▸ Your instructions
A line qualifies if it holds the string "label". Copy every qualifying line from the records.

(Page and application data records)
——————————

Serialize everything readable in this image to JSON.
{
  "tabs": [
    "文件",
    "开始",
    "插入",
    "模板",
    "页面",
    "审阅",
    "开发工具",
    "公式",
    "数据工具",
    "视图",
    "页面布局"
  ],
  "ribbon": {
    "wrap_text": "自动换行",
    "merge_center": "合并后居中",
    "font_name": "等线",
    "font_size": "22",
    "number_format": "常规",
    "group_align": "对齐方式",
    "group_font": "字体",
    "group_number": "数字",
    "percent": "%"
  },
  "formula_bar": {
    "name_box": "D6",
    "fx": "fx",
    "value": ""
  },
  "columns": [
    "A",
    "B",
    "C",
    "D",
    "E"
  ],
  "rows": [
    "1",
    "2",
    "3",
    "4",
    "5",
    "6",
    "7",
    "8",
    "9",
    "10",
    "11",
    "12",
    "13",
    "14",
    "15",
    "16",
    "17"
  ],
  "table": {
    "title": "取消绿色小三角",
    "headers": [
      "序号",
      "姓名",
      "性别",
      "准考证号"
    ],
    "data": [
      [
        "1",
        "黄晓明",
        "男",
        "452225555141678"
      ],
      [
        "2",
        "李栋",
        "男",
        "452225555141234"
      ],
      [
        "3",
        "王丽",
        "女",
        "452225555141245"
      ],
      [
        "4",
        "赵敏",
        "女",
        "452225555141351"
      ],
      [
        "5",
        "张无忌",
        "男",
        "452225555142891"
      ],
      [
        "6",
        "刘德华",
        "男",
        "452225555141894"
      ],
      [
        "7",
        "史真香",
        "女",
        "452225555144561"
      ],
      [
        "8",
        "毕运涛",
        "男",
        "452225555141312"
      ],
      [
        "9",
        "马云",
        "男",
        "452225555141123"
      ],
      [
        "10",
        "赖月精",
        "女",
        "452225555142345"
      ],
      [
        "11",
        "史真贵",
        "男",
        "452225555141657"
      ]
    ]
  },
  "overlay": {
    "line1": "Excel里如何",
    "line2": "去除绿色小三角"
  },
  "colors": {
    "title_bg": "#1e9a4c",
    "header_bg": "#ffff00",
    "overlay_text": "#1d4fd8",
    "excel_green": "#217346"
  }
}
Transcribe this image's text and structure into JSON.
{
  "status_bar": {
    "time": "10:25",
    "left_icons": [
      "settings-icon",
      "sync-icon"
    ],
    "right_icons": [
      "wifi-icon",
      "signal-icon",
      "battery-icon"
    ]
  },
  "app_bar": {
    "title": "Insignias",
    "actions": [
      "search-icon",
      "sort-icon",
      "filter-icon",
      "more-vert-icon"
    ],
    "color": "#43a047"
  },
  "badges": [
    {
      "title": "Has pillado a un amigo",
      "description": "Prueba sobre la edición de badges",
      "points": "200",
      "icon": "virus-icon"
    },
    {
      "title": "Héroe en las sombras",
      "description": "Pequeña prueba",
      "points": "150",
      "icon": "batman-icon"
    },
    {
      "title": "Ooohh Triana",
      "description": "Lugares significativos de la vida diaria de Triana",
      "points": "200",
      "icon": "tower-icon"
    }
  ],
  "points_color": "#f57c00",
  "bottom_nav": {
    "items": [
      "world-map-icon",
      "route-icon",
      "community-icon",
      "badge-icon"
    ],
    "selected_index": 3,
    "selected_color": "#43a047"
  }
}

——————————

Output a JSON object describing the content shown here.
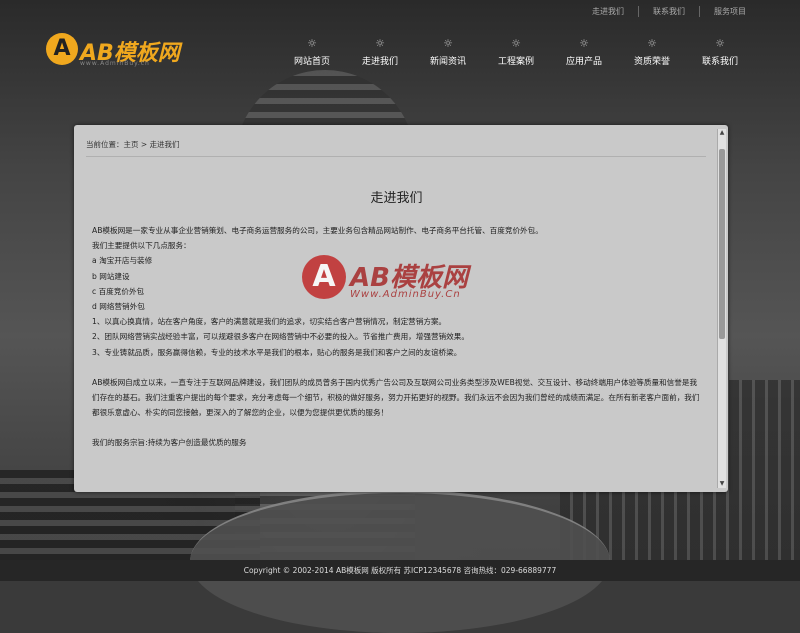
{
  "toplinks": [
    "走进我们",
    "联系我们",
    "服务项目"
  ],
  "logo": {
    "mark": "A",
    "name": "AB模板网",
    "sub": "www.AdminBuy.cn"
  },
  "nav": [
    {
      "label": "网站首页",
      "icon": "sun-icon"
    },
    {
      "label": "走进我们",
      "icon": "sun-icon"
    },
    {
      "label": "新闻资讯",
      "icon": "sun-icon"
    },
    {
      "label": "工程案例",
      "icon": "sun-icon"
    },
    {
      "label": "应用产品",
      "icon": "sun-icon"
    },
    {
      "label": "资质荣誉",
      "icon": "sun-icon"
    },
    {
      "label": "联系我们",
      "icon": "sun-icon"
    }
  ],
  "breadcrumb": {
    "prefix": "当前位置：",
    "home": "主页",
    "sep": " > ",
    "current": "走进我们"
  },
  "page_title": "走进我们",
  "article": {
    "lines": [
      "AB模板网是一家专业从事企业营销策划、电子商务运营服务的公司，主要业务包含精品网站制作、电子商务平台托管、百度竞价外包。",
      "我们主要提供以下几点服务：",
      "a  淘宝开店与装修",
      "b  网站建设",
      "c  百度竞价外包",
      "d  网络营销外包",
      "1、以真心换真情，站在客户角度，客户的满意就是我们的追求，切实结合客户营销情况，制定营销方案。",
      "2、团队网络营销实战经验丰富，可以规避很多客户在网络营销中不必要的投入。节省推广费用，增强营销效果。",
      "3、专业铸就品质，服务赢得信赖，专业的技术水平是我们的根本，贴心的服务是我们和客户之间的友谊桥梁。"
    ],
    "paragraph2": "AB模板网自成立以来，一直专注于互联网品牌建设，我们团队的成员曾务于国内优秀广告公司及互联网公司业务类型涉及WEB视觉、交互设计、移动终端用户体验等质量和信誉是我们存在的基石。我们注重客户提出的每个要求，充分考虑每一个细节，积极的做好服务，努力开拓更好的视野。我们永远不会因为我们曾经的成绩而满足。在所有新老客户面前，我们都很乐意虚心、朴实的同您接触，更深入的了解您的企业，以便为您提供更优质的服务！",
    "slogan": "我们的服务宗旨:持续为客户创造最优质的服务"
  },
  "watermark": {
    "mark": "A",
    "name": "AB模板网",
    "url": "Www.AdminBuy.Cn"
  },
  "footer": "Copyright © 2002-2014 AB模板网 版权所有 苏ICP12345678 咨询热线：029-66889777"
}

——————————

▸ Answer section
      "label": "网站首页",
      "label": "走进我们",
      "label": "新闻资讯",
      "label": "工程案例",
      "label": "应用产品",
      "label": "资质荣誉",
      "label": "联系我们",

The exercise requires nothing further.